    # to the cases where stale cached objects can be used
    proxy_cache pypi;
    proxy_cache_key $uri;
    proxy_cache_lock on;
    proxy_cache_use_stale error timeout updating http_500 http_502 http_503 http_504;

    # set the appropriate headers for dealing with pypi.org, and make sure to clear
    # out the Connection and Accept-Encoding headers that may be coming from the
    # client -- don't want to pass them on because there's no need for the client
    # to control things like keep-alive to the upstream
    proxy_http_version 1.1;
    proxy_set_header Host pypi.org;
    proxy_set_header Connection "";
    proxy_set_header Accept-Encoding "";

    # this makes sure to make Location redirects use the subpath we want. Not sure
    # this is strictly necessary for the new https://pypi.org -- there may be
    # another value that should be here.
    proxy_redirect /simple /pypi/simple;

    # the index page for the pypi repository is found at pypi.org/simple -- it's
    # an html document with a link to every package page, and every package page
    # is made up of html links to packages found on files.pythonhosted.org
    location ^~ /pypi/simple {
        # redirect /pypi/simple to /pypi/simple/ -- otherwise upstream pypi.org will redirect
        # anyway, but the redirect will be to pypi.org/simple/
        rewrite ^(.*[^/])$ $1/ permanent;

        # replace urls to pypi.org and files.pythonhosted.org with the url your
        # server is using instead. See http://nginx.org/en/docs/http/ngx_http_sub_module.html#sub_filter
        # for documentation -- these require the 'full' or 'extras' build of nginx
        # in the ubuntu/debian repository
        sub_filter 'https://pypi.org' $scheme://$host/pypi;
        sub_filter 'https://files.pythonhosted.org/packages' $scheme://$host/pypi/packages;
        sub_filter '/simple' /pypi/simple;
        sub_filter_once off;

        # add a header to let us know whether nginx is returning a cached object, or had to retrieve it
        add_header X-Cache2 $upstream_cache_status;

        # the repository index and package pages should be cached for just 5 minutes,
        # as these change often enough that we want fairly regular fresh versions.
        proxy_cache_valid any 5m;

        # and proxy to the pypi.org upstream
        proxy_pass https://pypi/simple;
    }

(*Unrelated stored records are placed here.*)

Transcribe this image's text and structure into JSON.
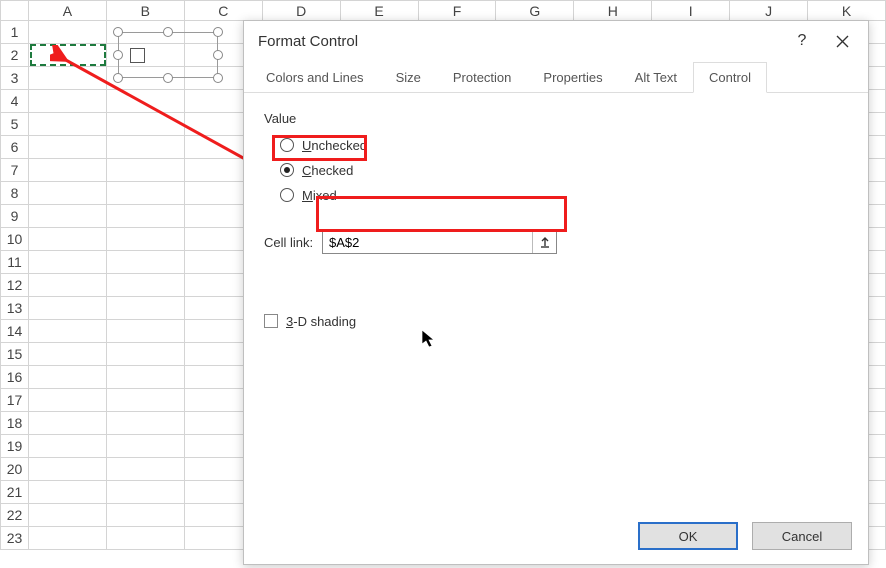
{
  "sheet": {
    "columns": [
      "A",
      "B",
      "C",
      "D",
      "E",
      "F",
      "G",
      "H",
      "I",
      "J",
      "K"
    ],
    "rows": [
      "1",
      "2",
      "3",
      "4",
      "5",
      "6",
      "7",
      "8",
      "9",
      "10",
      "11",
      "12",
      "13",
      "14",
      "15",
      "16",
      "17",
      "18",
      "19",
      "20",
      "21",
      "22",
      "23"
    ]
  },
  "dialog": {
    "title": "Format Control",
    "help_label": "?",
    "tabs": {
      "colors": "Colors and Lines",
      "size": "Size",
      "protection": "Protection",
      "properties": "Properties",
      "alttext": "Alt Text",
      "control": "Control"
    },
    "value_label": "Value",
    "radio": {
      "unchecked": "nchecked",
      "unchecked_u": "U",
      "checked": "hecked",
      "checked_u": "C",
      "mixed": "ixed",
      "mixed_u": "M"
    },
    "cell_link_label": "Cell link:",
    "cell_link_value": "$A$2",
    "shading_label": "-D shading",
    "shading_u": "3",
    "ok": "OK",
    "cancel": "Cancel"
  }
}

    # this url is for maintaining a reverse proxy to files.pythonhosted.org --
    # the file hosting service for the new pypi.org
    location ^~ /pypi/packages/ {
        # add a header to let us know whether nginx is returning a cached object, or had to retrieve it
        add_header X-Cache2 $upstream_cache_status;

        # reset the host to correctly deal with files.pythonhosted.org
        proxy_set_header Host files.pythonhosted.org;

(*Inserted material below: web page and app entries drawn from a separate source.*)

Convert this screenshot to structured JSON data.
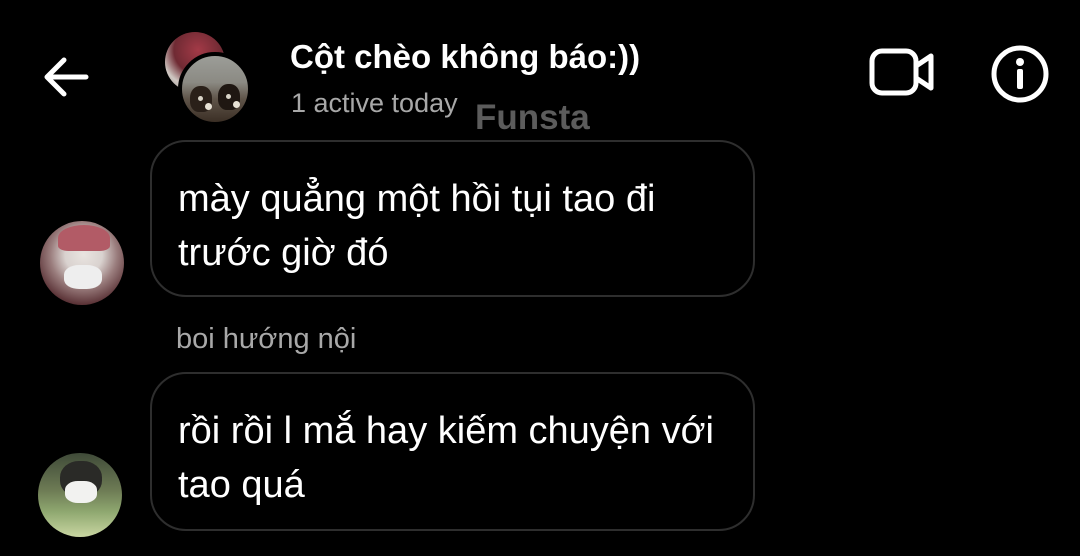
{
  "header": {
    "title": "Cột chèo không báo:))",
    "status": "1 active today",
    "back_icon": "arrow-left-icon",
    "video_icon": "video-camera-icon",
    "info_icon": "info-icon"
  },
  "watermark": "Funsta",
  "messages": [
    {
      "sender_name": "",
      "text": "mày quẳng một hồi tụi tao đi trước giờ đó"
    },
    {
      "sender_name": "boi hướng nội",
      "text": "rồi rồi l mắ hay kiếm chuyện với tao quá"
    }
  ],
  "colors": {
    "background": "#000000",
    "bubble_border": "#2e2e2e",
    "secondary_text": "#a8a8a8",
    "watermark": "#5c5c5c"
  }
}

        # an individual package should change much less frequently, if at all, than
        # the index pages, so keeping them around for a month is probably fine.
        proxy_cache_valid any 1M;

        # and proxy to the files.pythonhosted.org upstream
        proxy_pass https://pythonhosted/packages/;
    }

    # this can be whatever other configuration you have
    location / {
        root /var/www;
        autoindex  on;
    }
}

And that is it! If you’re having problems, I’d suggest turning on debug logging and seeing if anything in that info can help troubleshoot what files are coming from cache and what’s not:

error_log /var/log/nginx/debug.log debug;